Problem description » Working from the records beneath this line, reproduce each one exactly.

(Records from a collection)
────────────────────────────────────────

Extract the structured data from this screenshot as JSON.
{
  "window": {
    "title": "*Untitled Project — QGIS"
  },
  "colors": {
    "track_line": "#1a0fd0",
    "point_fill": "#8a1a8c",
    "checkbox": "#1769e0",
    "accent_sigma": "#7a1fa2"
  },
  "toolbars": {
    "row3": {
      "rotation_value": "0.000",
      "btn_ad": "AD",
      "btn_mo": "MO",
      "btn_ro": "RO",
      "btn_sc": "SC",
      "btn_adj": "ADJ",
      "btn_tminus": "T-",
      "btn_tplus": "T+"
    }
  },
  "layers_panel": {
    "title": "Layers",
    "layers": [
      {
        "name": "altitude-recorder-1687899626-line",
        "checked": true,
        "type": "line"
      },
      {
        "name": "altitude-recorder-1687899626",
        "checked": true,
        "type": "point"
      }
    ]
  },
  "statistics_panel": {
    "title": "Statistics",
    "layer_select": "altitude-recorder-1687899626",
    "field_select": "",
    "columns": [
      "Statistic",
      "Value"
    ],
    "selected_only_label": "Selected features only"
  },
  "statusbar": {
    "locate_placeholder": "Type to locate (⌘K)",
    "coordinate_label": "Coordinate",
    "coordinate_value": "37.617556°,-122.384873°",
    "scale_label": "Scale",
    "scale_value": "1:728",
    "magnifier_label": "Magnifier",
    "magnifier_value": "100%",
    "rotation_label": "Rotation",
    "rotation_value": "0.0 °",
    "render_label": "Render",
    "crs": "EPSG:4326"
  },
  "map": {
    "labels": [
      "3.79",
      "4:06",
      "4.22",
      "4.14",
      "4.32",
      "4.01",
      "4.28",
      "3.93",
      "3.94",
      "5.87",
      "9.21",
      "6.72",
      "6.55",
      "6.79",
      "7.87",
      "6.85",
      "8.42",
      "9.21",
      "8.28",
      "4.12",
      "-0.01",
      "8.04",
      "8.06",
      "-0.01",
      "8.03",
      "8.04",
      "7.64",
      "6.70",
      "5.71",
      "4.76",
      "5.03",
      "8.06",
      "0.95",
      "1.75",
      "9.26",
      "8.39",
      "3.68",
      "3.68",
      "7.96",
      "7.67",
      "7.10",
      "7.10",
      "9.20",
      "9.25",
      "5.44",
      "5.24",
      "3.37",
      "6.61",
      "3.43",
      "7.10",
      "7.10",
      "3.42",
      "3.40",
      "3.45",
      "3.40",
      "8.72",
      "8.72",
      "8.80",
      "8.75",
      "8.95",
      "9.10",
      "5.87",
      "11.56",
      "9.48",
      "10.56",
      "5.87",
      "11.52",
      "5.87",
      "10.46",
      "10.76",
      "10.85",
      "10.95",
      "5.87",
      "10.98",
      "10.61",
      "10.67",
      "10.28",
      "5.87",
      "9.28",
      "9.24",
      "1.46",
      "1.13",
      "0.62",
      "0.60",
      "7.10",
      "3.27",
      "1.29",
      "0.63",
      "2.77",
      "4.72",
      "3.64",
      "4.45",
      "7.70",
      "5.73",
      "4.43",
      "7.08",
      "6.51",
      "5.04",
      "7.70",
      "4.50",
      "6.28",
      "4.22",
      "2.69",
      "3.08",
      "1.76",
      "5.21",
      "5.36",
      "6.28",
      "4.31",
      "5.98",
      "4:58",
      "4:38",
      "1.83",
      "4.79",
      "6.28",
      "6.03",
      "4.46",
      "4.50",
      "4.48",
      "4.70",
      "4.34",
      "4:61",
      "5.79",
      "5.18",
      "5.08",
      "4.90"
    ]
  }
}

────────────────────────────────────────

Answer box »
Extract the structured data from this screenshot as JSON.
{
  "window": {
    "title": "*Untitled Project — QGIS"
  },
  "colors": {
    "track_line": "#1a0fd0",
    "point_fill": "#8a1a8c",
    "checkbox": "#1769e0",
    "accent_sigma": "#7a1fa2"
  },
  "toolbars": {
    "row3": {
      "rotation_value": "0.000",
      "btn_ad": "AD",
      "btn_mo": "MO",
      "btn_ro": "RO",
      "btn_sc": "SC",
      "btn_adj": "ADJ",
      "btn_tminus": "T-",
      "btn_tplus": "T+"
    }
  },
  "layers_panel": {
    "title": "Layers",
    "layers": [
      {
        "name": "altitude-recorder-1687899626-line",
        "checked": true,
        "type": "line"
      },
      {
        "name": "altitude-recorder-1687899626",
        "checked": true,
        "type": "point"
      }
    ]
  },
  "statistics_panel": {
    "title": "Statistics",
    "layer_select": "altitude-recorder-1687899626",
    "field_select": "",
    "columns": [
      "Statistic",
      "Value"
    ],
    "selected_only_label": "Selected features only"
  },
  "statusbar": {
    "locate_placeholder": "Type to locate (⌘K)",
    "coordinate_label": "Coordinate",
    "coordinate_value": "37.617556°,-122.384873°",
    "scale_label": "Scale",
    "scale_value": "1:728",
    "magnifier_label": "Magnifier",
    "magnifier_value": "100%",
    "rotation_label": "Rotation",
    "rotation_value": "0.0 °",
    "render_label": "Render",
    "crs": "EPSG:4326"
  },
  "map": {
    "labels": [
      "3.79",
      "4:06",
      "4.22",
      "4.14",
      "4.32",
      "4.01",
      "4.28",
      "3.93",
      "3.94",
      "5.87",
      "9.21",
      "6.72",
      "6.55",
      "6.79",
      "7.87",
      "6.85",
      "8.42",
      "9.21",
      "8.28",
      "4.12",
      "-0.01",
      "8.04",
      "8.06",
      "-0.01",
      "8.03",
      "8.04",
      "7.64",
      "6.70",
      "5.71",
      "4.76",
      "5.03",
      "8.06",
      "0.95",
      "1.75",
      "9.26",
      "8.39",
      "3.68",
      "3.68",
      "7.96",
      "7.67",
      "7.10",
      "7.10",
      "9.20",
      "9.25",
      "5.44",
      "5.24",
      "3.37",
      "6.61",
      "3.43",
      "7.10",
      "7.10",
      "3.42",
      "3.40",
      "3.45",
      "3.40",
      "8.72",
      "8.72",
      "8.80",
      "8.75",
      "8.95",
      "9.10",
      "5.87",
      "11.56",
      "9.48",
      "10.56",
      "5.87",
      "11.52",
      "5.87",
      "10.46",
      "10.76",
      "10.85",
      "10.95",
      "5.87",
      "10.98",
      "10.61",
      "10.67",
      "10.28",
      "5.87",
      "9.28",
      "9.24",
      "1.46",
      "1.13",
      "0.62",
      "0.60",
      "7.10",
      "3.27",
      "1.29",
      "0.63",
      "2.77",
      "4.72",
      "3.64",
      "4.45",
      "7.70",
      "5.73",
      "4.43",
      "7.08",
      "6.51",
      "5.04",
      "7.70",
      "4.50",
      "6.28",
      "4.22",
      "2.69",
      "3.08",
      "1.76",
      "5.21",
      "5.36",
      "6.28",
      "4.31",
      "5.98",
      "4:58",
      "4:38",
      "1.83",
      "4.79",
      "6.28",
      "6.03",
      "4.46",
      "4.50",
      "4.48",
      "4.70",
      "4.34",
      "4:61",
      "5.79",
      "5.18",
      "5.08",
      "4.90"
    ]
  }
}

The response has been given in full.